Learn to live and let live. It’s what we want them to do, and we need to lead by example.

March 7

The Lure of Antiapologetics

The lure of chasing fish.
The lure of chasing fish. Image from Morguefile.

As an atheist, even one who feels like they have graduated from the angry phase of noob atheism, there is a certain attraction for the behavior I call Antiapologetics. Not exactly counterapologetics, which can be part of it, but the active state of challenging apologetics, especially among Young Earth Creation types, science deniers, and social conservatives.

On one hand, it is a rush to delve into debate with soft targets like these. Of course, they will never change their minds. Too much of who they are is invested in it. Even if they did, you are unlikely to ever find out about it.

On the other, it portrays atheists as intolerant blowhards, trolls, stalkers, or, worse, intellectuals. It seems not to be the kind of activity that does anything positive. So, why do atheists do it?

Newer atheists (not ‘New Atheists’) tend to have pent up frustration, anger, and resentment towards religion for wasting their time and money for so long. The temptation to rush in, guns blazing, defending the Atheist Way is a strong one. But, over time, as the atheist matures, they realize the startling truth that there is no “atheist way”. Atheism is a single answer to a single question. It confers no additional meaning. It is not a club, not a group. There is no secret handshake or code of ethics. Of course, if theists taught the truth about atheists, fresh atheists would know this. But, it isn’t exactly in the general theist best interest to be accurate in their portrayal of the people the consider to be an enemy.

So, then, where does this drive come from?

Well, we’re humans. We like to be right. It helps reinforce our worldviews when we confirm ourselves as correct. We, as humans, do a lot of things to accomplish this. Whether it is being part of a fandom, being a fan of a specific sports team, or merely hanging out with friends, we work best when we have positive re-enforcement. Become an atheist is a completely new thing, as there is no inherent structure for re-enforcement from our peers. Atheist churches and study groups have sprung up to try and provide this structure, which, of course, some theists attack. What they do not realize is that when people are marginalized and isolated, they tend to get stuck in negative cyclical thinking. I would be completely unsurprised if Craig Hicks, the atheist who shot and killed the three Muslim students, was isolated from others.

To return to the main topic, antiapologetics tends to appear in fresh atheists who are still in the early stages of atheism. The good news is that the core of the practice is research and knowledge, which naturally leads the fresh atheist towards maturity. It also drops the rates of recidivism. Few, if any, mature atheists become religious once they are atheists.

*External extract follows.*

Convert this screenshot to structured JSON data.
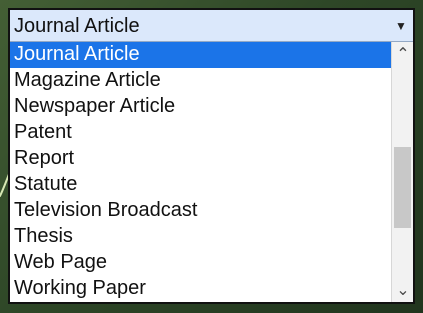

Take, for example, the case of Ryan Bell.

Now, in his case, his path was slightly different than most atheists. A minister who decided to test his own faith and found it lacking. I applauded his attempt even before he, in the end, rejected his faith in favor of atheism, but my point is that atheists who stick to reason and skepticism and do not fall prey to emotional appeals or other logical fallacies find atheism not a difficult position to maintain.

One of the points I was trying to discuss with this piece is that, sometimes, an atheist has to put their foot down and end their antiapologetics. Even so, it is a difficult road.

Recently, Jeff Dee, one of the hosts of The Atheist Experience, a well known atheist television show out of Austin, responded to a anti-atheist post on a Facebook group. As he is someone I follow online, it popped up on my timeline, and I was drawn into the debate as well. Even though I have tried desperately to stay out of online debates, the siren song of these debates keeps bringing me back in.

I’ve had to resist debating with family and friends. I even unfollowed my own mother on Facebook after a kerfuffle earlier this year.

To sum up, humans like to win. We like to be right. That’s the point of apologetics, counterapologetics, and antiapologetics. Sometimes, the only way to win a game is to not play.